[Dataset records]

--------------------

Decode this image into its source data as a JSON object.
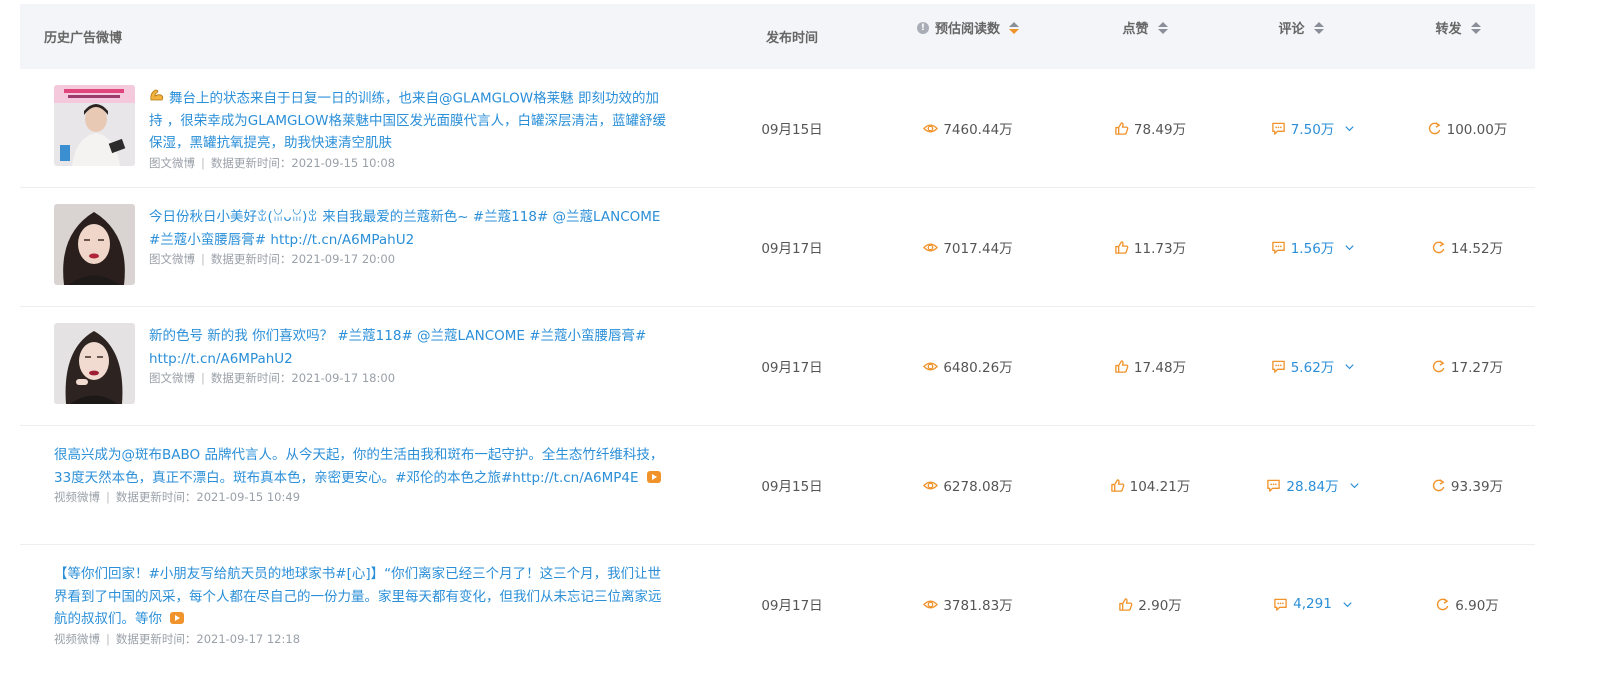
{
  "header": {
    "col_post": "历史广告微博",
    "col_time": "发布时间",
    "col_reads": "预估阅读数",
    "col_likes": "点赞",
    "col_comments": "评论",
    "col_reposts": "转发",
    "info_glyph": "!"
  },
  "rows": [
    {
      "text": "舞台上的状态来自于日复一日的训练，也来自@GLAMGLOW格莱魅  即刻功效的加持 ，很荣幸成为GLAMGLOW格莱魅中国区发光面膜代言人，白罐深层清洁，蓝罐舒缓保湿，黑罐抗氧提亮，助我快速清空肌肤",
      "type": "图文微博",
      "updated_label": "数据更新时间：",
      "updated": "2021-09-15 10:08",
      "date": "09月15日",
      "reads": "7460.44万",
      "likes": "78.49万",
      "comments": "7.50万",
      "reposts": "100.00万"
    },
    {
      "text": "今日份秋日小美好ꒃ(ꈍᴗꈍ)ꒃ 来自我最爱的兰蔻新色~ #兰蔻118# @兰蔻LANCOME #兰蔻小蛮腰唇膏# http://t.cn/A6MPahU2",
      "type": "图文微博",
      "updated_label": "数据更新时间：",
      "updated": "2021-09-17 20:00",
      "date": "09月17日",
      "reads": "7017.44万",
      "likes": "11.73万",
      "comments": "1.56万",
      "reposts": "14.52万"
    },
    {
      "text": "新的色号 新的我 你们喜欢吗？ #兰蔻118# @兰蔻LANCOME #兰蔻小蛮腰唇膏# http://t.cn/A6MPahU2",
      "type": "图文微博",
      "updated_label": "数据更新时间：",
      "updated": "2021-09-17 18:00",
      "date": "09月17日",
      "reads": "6480.26万",
      "likes": "17.48万",
      "comments": "5.62万",
      "reposts": "17.27万"
    },
    {
      "text": "很高兴成为@斑布BABO 品牌代言人。从今天起，你的生活由我和斑布一起守护。全生态竹纤维科技，33度天然本色，真正不漂白。斑布真本色，亲密更安心。#邓伦的本色之旅#http://t.cn/A6MP4E",
      "type": "视频微博",
      "updated_label": "数据更新时间：",
      "updated": "2021-09-15 10:49",
      "date": "09月15日",
      "reads": "6278.08万",
      "likes": "104.21万",
      "comments": "28.84万",
      "reposts": "93.39万"
    },
    {
      "text": "【等你们回家！#小朋友写给航天员的地球家书#[心]】“你们离家已经三个月了！这三个月，我们让世界看到了中国的风采，每个人都在尽自己的一份力量。家里每天都有变化，但我们从未忘记三位离家远航的叔叔们。等你",
      "type": "视频微博",
      "updated_label": "数据更新时间：",
      "updated": "2021-09-17 12:18",
      "date": "09月17日",
      "reads": "3781.83万",
      "likes": "2.90万",
      "comments": "4,291",
      "reposts": "6.90万"
    }
  ],
  "colors": {
    "link": "#2b8fd8",
    "accent": "#f0932b",
    "header_bg": "#f4f5f8"
  },
  "icons": {
    "reads": "eye-icon",
    "likes": "thumbs-up-icon",
    "comments": "comment-bubble-icon",
    "reposts": "repost-arrow-icon",
    "expand": "chevron-down-icon",
    "video": "video-badge-icon"
  }
}
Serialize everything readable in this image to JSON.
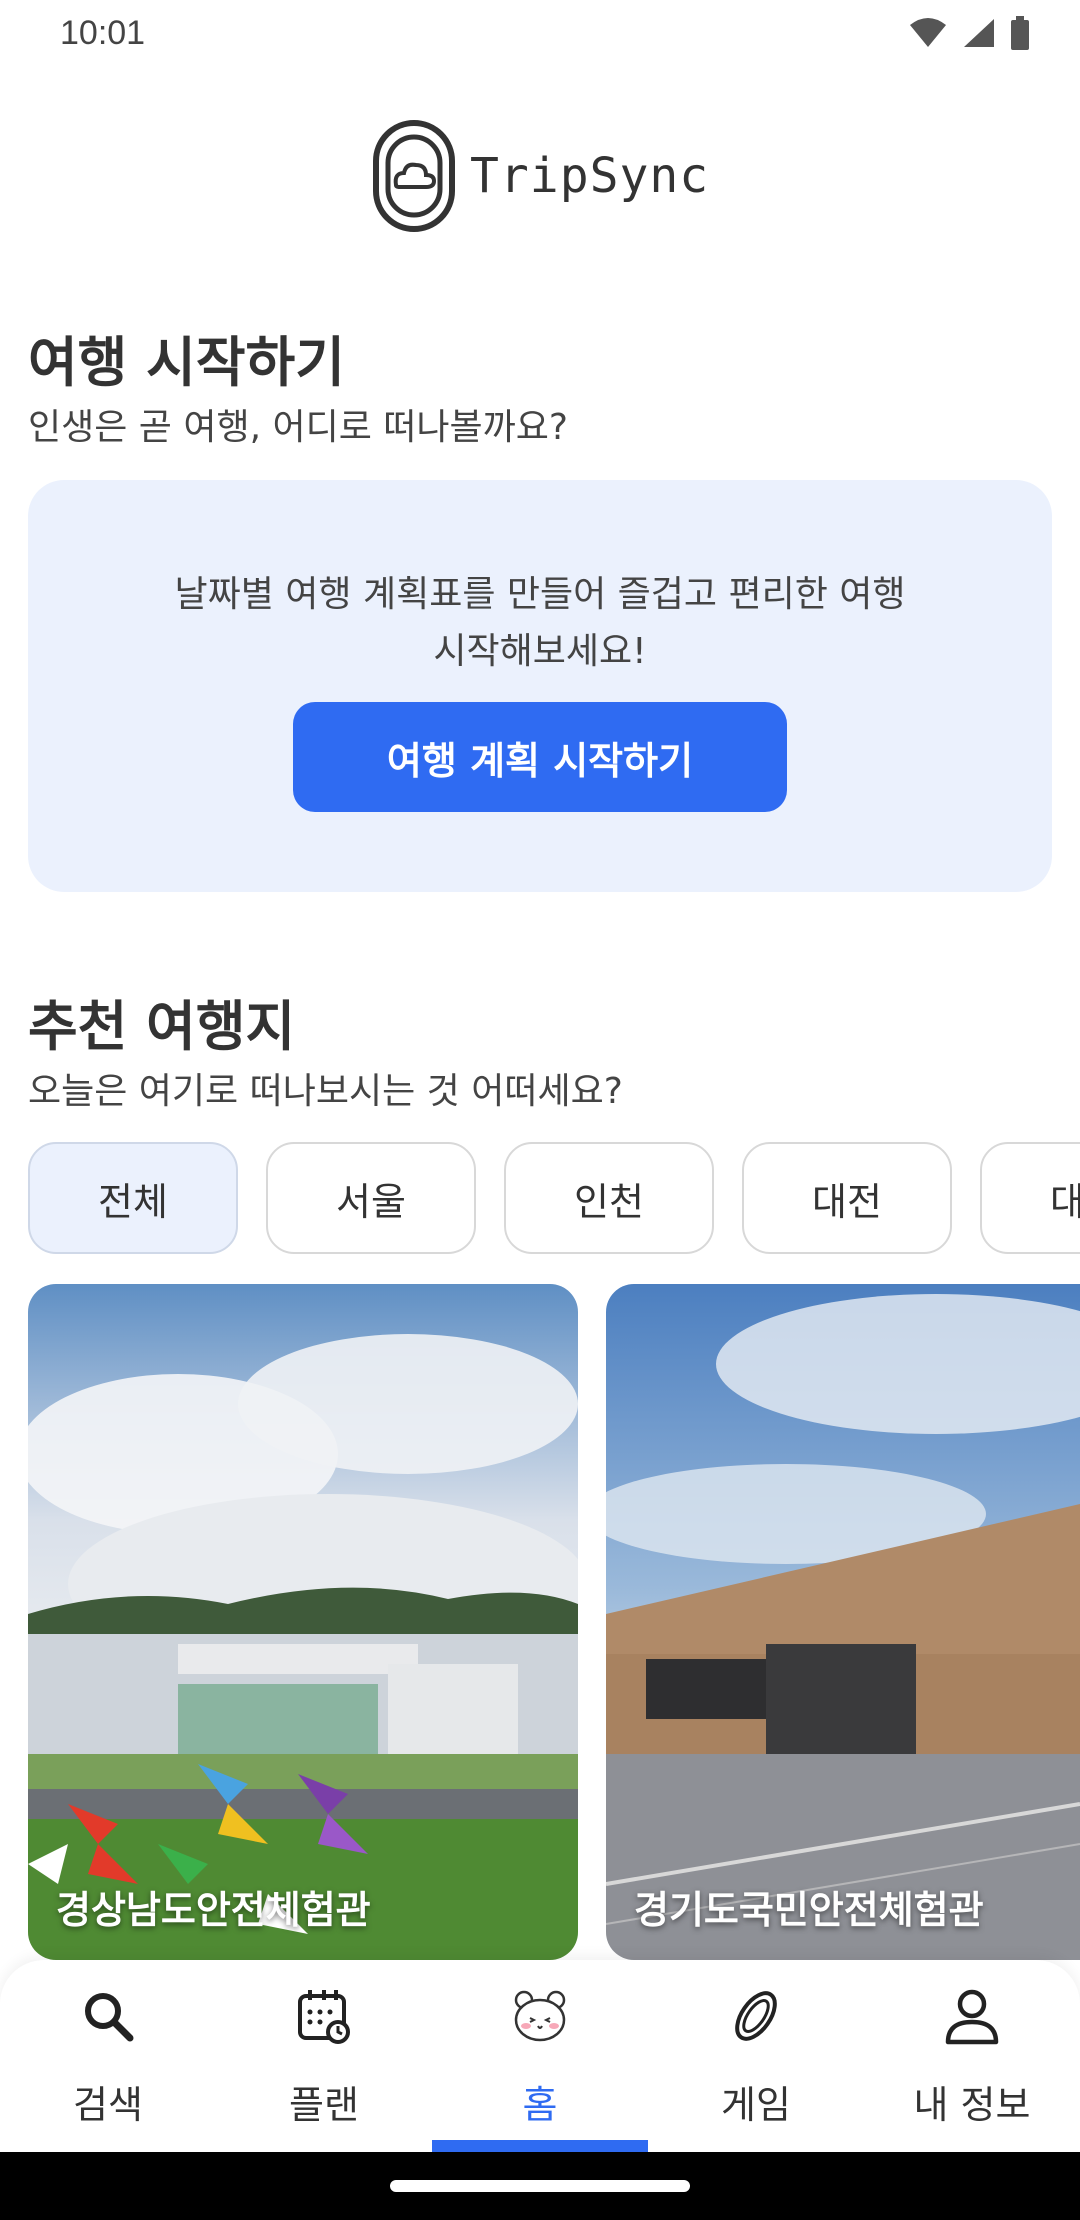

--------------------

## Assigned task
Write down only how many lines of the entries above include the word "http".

## Task response
3